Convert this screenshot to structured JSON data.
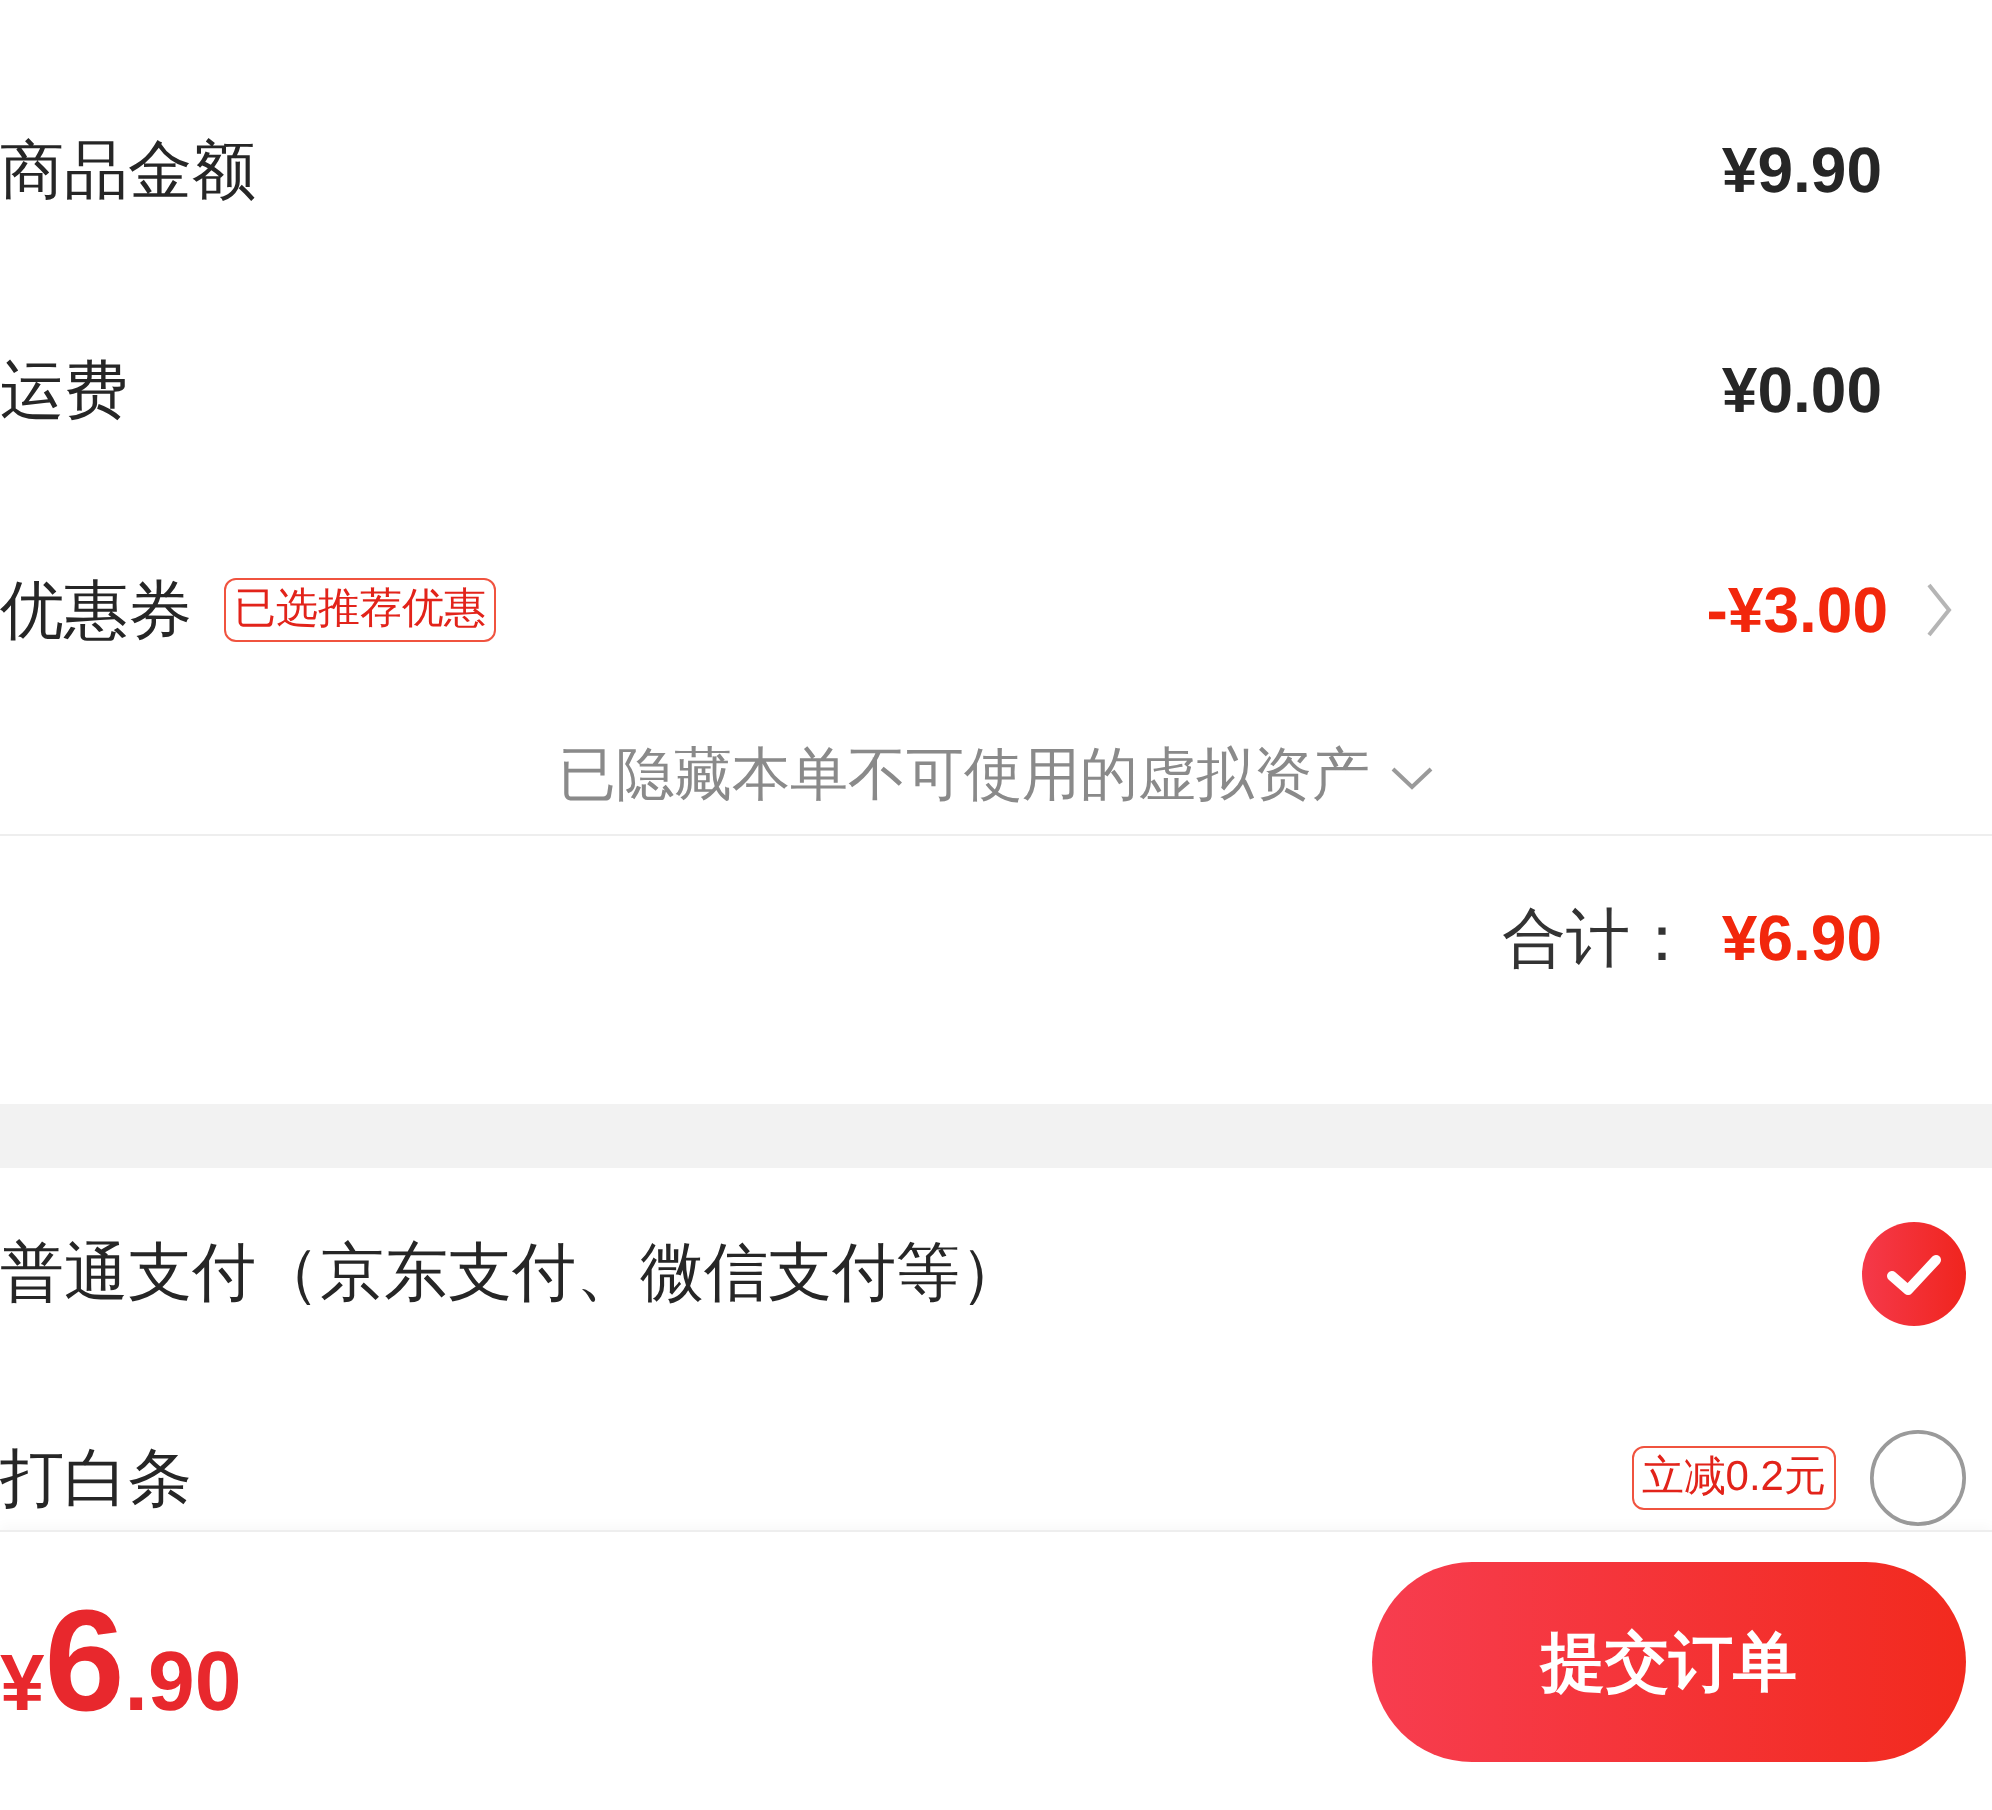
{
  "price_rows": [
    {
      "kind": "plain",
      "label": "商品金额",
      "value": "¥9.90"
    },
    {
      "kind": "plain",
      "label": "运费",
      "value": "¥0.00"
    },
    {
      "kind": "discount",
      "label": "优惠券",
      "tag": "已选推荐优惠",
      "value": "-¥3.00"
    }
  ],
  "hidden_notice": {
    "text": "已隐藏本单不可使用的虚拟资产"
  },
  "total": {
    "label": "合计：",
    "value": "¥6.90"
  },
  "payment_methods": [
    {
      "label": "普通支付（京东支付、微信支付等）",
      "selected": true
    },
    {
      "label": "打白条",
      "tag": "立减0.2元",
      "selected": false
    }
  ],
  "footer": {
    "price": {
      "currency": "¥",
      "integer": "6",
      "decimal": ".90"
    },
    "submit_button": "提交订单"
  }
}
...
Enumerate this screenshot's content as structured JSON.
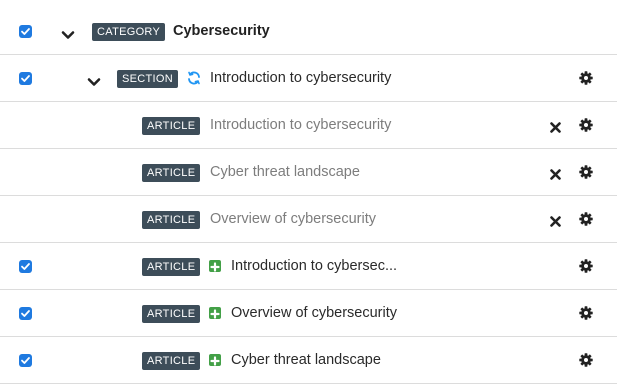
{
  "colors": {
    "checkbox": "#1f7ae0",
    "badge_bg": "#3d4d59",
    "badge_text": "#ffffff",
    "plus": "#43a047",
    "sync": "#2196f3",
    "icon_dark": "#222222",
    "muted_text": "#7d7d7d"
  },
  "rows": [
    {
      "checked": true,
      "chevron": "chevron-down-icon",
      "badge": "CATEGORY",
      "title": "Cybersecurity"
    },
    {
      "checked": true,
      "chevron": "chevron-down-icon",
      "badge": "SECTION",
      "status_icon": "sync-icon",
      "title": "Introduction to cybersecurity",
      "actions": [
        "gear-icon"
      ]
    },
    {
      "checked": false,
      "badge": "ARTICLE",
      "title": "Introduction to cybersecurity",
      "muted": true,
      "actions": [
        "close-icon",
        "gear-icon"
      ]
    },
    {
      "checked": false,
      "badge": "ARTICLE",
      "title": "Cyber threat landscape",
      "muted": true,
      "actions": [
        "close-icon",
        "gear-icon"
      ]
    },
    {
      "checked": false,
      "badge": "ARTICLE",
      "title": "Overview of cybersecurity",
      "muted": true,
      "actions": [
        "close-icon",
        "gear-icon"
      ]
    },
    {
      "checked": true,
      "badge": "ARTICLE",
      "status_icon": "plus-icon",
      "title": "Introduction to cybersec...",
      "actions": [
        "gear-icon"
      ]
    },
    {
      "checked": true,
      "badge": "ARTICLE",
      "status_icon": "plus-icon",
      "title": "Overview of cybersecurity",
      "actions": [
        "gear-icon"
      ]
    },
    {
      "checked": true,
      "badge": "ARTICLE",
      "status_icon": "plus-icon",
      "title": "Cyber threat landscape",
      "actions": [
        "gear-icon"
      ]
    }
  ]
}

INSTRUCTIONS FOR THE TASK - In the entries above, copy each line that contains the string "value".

SOLUTION FOR THIS TASK -
      "value": "¥9.90"
      "value": "¥0.00"
      "value": "-¥3.00"
    "value": "¥6.90"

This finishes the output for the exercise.